Dataset:
******************************

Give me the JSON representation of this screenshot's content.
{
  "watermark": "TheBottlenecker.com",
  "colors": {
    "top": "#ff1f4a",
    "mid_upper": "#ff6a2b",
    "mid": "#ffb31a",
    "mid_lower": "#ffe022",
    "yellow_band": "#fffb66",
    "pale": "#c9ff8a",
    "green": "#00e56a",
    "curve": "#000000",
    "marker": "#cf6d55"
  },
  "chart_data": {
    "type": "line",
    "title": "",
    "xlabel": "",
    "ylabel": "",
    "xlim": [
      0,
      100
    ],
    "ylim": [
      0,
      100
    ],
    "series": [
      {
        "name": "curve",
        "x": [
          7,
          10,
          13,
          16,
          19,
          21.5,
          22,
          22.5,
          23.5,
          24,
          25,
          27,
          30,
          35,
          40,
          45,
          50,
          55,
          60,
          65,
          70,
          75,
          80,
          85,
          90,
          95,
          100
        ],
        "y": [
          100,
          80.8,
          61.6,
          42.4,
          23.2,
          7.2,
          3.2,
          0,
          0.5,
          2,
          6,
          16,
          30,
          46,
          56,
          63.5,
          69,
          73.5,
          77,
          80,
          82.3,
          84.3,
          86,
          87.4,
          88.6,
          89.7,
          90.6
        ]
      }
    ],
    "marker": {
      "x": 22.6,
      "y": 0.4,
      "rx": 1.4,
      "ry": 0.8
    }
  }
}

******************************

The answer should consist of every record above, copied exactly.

Give me the JSON representation of this screenshot's content.
{
  "watermark": "TheBottlenecker.com",
  "colors": {
    "top": "#ff1f4a",
    "mid_upper": "#ff6a2b",
    "mid": "#ffb31a",
    "mid_lower": "#ffe022",
    "yellow_band": "#fffb66",
    "pale": "#c9ff8a",
    "green": "#00e56a",
    "curve": "#000000",
    "marker": "#cf6d55"
  },
  "chart_data": {
    "type": "line",
    "title": "",
    "xlabel": "",
    "ylabel": "",
    "xlim": [
      0,
      100
    ],
    "ylim": [
      0,
      100
    ],
    "series": [
      {
        "name": "curve",
        "x": [
          7,
          10,
          13,
          16,
          19,
          21.5,
          22,
          22.5,
          23.5,
          24,
          25,
          27,
          30,
          35,
          40,
          45,
          50,
          55,
          60,
          65,
          70,
          75,
          80,
          85,
          90,
          95,
          100
        ],
        "y": [
          100,
          80.8,
          61.6,
          42.4,
          23.2,
          7.2,
          3.2,
          0,
          0.5,
          2,
          6,
          16,
          30,
          46,
          56,
          63.5,
          69,
          73.5,
          77,
          80,
          82.3,
          84.3,
          86,
          87.4,
          88.6,
          89.7,
          90.6
        ]
      }
    ],
    "marker": {
      "x": 22.6,
      "y": 0.4,
      "rx": 1.4,
      "ry": 0.8
    }
  }
}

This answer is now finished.